PROBLEM DETAILS =>
Go through the entries below and report how many lines contain the string "your". Nothing but the number is wanted.

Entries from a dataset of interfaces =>
□ □ □ □ □ □ □
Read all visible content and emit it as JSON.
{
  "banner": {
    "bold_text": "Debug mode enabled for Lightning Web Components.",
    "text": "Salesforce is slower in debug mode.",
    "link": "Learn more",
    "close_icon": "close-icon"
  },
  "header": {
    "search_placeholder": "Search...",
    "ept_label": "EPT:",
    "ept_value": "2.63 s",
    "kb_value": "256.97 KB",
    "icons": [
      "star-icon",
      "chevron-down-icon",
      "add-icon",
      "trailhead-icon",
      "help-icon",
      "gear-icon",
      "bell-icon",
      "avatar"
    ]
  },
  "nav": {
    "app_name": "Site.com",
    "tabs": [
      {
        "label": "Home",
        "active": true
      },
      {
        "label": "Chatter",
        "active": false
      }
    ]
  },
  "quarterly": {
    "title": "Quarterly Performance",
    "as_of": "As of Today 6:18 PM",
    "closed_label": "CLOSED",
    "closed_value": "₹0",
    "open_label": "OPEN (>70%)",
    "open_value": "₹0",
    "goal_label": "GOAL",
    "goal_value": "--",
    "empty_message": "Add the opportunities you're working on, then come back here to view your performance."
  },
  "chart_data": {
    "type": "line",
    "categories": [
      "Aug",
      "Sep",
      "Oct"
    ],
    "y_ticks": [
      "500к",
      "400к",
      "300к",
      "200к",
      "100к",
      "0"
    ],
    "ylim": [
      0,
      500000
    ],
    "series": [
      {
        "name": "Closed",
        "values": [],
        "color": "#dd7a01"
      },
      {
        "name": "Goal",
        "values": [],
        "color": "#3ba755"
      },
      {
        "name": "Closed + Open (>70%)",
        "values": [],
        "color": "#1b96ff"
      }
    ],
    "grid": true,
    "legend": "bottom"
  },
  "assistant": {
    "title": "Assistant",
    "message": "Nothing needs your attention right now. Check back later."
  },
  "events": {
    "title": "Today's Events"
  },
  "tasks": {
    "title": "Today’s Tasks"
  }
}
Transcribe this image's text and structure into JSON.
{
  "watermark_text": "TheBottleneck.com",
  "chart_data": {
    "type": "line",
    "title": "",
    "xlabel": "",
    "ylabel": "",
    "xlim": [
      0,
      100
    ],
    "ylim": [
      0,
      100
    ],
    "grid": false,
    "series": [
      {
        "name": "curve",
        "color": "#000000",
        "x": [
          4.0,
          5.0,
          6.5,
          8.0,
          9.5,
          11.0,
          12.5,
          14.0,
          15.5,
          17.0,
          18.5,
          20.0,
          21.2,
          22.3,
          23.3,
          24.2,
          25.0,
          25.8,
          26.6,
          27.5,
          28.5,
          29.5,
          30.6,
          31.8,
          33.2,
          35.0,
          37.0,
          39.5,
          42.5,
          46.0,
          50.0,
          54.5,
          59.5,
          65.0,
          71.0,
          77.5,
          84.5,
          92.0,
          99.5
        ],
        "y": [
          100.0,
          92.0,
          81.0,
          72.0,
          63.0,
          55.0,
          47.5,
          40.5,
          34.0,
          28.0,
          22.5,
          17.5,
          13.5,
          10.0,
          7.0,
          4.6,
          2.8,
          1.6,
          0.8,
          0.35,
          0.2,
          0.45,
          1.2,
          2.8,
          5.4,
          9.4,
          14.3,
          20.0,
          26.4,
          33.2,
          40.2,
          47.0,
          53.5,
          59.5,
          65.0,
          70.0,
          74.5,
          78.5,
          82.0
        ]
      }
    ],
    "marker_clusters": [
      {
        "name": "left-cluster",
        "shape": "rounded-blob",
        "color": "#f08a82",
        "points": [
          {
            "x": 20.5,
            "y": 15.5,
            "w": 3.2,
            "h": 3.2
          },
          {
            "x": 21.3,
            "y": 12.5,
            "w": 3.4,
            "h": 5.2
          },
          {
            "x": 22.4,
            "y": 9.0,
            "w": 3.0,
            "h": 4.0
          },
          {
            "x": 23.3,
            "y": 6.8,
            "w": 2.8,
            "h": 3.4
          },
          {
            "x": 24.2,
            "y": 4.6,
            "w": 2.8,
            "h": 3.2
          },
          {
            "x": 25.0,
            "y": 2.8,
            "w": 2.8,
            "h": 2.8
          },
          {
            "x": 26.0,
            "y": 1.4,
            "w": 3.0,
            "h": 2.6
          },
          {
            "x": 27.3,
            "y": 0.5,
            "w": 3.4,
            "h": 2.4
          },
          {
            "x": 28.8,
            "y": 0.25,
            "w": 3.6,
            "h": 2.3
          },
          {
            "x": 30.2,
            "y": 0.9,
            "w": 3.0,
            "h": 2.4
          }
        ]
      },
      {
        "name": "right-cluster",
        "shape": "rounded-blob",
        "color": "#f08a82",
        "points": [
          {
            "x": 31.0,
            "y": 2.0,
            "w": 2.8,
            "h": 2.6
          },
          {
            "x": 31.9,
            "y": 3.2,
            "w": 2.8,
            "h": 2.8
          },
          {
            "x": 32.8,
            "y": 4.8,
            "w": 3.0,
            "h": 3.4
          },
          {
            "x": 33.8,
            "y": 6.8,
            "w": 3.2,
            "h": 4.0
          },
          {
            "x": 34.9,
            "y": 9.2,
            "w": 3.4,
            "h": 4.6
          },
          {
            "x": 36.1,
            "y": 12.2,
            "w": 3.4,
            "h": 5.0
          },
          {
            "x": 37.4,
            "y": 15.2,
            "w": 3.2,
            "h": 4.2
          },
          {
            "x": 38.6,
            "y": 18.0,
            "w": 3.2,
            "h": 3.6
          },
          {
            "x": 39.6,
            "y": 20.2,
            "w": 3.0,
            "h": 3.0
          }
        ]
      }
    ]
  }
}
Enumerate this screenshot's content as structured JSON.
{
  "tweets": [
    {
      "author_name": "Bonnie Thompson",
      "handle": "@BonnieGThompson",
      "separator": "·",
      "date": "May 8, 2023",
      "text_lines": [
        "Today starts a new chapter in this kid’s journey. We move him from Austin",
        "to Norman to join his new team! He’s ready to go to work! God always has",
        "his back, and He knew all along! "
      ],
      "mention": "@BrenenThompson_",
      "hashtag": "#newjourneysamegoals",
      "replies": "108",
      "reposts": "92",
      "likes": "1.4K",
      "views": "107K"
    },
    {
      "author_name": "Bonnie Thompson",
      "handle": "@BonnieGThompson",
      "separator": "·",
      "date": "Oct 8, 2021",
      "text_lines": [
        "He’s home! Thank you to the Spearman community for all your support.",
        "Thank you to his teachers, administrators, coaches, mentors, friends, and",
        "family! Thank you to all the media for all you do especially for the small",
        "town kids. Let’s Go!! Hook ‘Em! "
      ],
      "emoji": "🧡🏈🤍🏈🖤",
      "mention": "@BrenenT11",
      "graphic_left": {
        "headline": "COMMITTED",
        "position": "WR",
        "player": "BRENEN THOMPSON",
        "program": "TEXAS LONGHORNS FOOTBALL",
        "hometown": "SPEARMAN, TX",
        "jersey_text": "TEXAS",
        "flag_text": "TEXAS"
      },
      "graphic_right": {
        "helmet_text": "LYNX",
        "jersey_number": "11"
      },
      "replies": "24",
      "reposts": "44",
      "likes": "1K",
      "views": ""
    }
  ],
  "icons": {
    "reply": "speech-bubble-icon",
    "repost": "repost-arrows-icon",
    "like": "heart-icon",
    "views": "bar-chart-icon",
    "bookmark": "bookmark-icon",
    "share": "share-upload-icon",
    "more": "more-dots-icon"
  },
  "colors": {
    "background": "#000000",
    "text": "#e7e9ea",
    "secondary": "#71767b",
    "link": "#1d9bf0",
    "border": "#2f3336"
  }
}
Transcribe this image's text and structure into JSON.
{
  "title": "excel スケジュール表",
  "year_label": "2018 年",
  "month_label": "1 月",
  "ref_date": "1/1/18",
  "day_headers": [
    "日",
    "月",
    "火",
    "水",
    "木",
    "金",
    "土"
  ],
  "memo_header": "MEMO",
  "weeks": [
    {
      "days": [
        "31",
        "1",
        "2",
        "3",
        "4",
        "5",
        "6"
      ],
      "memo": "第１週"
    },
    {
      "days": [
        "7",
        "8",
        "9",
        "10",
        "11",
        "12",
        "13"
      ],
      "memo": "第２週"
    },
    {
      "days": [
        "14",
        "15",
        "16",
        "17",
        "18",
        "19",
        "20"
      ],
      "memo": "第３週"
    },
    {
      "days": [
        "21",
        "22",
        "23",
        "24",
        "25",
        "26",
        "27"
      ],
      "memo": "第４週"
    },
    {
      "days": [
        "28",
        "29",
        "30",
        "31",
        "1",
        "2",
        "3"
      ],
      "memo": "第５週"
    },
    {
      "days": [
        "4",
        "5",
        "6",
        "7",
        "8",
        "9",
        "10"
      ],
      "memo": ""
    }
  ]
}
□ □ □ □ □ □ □
RESPONSE TO THE TASK =>
3